---- SUPPLIED RECORDS

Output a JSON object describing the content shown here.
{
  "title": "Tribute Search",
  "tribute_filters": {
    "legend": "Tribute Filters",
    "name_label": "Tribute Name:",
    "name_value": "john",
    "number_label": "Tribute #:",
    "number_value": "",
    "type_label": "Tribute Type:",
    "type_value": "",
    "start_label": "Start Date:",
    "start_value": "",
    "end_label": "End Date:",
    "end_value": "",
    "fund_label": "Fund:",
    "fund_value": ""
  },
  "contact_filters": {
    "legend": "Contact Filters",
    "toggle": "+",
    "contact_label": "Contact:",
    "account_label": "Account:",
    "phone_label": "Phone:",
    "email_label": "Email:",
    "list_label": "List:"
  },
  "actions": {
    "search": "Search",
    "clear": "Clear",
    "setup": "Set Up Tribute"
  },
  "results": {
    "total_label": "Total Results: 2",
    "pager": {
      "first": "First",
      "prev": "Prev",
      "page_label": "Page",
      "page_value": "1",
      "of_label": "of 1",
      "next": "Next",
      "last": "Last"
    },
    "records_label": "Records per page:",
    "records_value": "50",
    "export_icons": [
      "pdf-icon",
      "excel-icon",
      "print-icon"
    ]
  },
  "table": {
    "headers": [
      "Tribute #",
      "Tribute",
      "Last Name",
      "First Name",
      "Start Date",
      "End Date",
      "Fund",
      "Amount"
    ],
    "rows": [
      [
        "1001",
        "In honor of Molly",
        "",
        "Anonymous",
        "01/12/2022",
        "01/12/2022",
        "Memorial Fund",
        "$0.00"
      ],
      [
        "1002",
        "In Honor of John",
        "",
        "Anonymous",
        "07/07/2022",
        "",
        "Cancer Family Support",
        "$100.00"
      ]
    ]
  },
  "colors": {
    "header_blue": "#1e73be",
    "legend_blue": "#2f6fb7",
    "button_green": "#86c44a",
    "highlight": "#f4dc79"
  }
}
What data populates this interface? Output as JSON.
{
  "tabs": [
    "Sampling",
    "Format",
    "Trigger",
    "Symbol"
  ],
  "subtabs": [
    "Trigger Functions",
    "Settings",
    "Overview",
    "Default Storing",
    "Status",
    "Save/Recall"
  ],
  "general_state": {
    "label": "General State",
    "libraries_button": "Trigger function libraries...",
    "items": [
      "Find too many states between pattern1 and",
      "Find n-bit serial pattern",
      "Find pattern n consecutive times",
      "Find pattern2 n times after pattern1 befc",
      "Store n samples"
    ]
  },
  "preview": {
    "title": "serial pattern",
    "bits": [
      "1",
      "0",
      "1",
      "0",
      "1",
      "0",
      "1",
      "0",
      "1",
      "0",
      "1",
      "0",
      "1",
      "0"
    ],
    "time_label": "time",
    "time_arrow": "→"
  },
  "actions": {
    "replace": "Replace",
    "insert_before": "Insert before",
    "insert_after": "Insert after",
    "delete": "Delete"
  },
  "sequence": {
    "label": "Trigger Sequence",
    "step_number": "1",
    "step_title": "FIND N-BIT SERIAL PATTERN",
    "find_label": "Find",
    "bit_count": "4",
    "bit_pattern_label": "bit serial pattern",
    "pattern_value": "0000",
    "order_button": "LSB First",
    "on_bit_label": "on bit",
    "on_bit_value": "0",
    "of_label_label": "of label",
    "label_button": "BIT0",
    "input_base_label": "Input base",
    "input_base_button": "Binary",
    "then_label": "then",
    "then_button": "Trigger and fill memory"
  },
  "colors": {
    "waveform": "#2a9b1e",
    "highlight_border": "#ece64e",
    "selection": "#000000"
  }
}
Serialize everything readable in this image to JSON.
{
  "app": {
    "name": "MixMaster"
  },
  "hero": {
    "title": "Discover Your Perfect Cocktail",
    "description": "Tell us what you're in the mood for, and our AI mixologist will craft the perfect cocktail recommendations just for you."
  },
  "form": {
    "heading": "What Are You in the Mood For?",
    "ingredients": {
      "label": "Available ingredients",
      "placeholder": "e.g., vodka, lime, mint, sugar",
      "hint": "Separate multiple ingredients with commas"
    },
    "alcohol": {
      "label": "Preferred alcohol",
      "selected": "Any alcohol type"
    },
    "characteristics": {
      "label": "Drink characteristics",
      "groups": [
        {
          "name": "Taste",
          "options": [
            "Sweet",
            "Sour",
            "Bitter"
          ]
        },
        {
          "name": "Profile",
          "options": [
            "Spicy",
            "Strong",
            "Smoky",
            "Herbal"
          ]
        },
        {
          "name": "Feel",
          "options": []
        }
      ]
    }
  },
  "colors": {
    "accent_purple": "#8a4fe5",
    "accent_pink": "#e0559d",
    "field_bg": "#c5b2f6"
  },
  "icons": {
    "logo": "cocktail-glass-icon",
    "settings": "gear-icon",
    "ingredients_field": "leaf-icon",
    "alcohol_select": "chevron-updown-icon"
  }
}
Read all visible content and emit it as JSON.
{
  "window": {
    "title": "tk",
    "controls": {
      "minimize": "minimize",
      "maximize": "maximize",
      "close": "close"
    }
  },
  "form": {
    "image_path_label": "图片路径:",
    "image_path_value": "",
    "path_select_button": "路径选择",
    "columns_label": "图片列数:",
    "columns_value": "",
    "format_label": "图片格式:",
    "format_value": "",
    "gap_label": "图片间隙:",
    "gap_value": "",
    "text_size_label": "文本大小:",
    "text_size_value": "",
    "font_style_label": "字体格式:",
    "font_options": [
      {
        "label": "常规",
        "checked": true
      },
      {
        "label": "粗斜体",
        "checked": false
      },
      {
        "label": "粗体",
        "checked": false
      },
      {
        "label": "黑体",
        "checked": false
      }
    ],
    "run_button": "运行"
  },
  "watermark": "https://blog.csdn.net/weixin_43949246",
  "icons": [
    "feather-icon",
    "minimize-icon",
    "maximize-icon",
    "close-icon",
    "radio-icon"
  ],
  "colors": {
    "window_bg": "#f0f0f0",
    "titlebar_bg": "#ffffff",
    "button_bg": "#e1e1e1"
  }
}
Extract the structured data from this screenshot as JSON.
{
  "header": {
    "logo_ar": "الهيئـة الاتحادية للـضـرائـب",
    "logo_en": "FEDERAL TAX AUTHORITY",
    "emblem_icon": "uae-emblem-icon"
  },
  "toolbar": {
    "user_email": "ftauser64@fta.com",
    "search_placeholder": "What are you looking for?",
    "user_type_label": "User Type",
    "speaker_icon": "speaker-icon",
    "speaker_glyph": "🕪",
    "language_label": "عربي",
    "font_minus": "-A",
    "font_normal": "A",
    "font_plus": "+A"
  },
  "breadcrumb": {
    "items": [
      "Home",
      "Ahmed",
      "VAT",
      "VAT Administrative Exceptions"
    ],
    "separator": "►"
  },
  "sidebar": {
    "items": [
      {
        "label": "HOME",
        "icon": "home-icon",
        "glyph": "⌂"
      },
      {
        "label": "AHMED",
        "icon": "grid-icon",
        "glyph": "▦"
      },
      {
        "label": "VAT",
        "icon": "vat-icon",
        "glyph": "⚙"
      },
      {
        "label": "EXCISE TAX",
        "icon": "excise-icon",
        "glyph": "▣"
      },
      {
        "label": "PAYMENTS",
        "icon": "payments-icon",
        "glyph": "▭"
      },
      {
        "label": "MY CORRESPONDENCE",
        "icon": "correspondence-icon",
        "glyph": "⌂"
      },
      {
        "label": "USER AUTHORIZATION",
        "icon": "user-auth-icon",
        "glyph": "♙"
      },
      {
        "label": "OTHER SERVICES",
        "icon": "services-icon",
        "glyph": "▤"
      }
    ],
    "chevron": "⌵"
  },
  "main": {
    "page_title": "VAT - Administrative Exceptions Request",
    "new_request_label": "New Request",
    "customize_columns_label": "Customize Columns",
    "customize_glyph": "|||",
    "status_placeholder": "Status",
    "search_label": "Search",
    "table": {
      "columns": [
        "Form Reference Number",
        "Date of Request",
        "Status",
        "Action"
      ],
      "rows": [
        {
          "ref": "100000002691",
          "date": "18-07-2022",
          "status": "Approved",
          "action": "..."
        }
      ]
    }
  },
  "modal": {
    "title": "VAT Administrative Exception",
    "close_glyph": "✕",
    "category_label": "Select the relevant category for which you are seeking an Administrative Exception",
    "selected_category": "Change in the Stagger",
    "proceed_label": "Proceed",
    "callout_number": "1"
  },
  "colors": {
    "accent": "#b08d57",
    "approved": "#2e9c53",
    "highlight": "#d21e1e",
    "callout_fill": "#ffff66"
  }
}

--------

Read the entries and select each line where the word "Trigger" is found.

WRITTEN RESPONSE:
    "Trigger",
    "Trigger Functions",
    "libraries_button": "Trigger function libraries...",
    "label": "Trigger Sequence",
    "then_button": "Trigger and fill memory"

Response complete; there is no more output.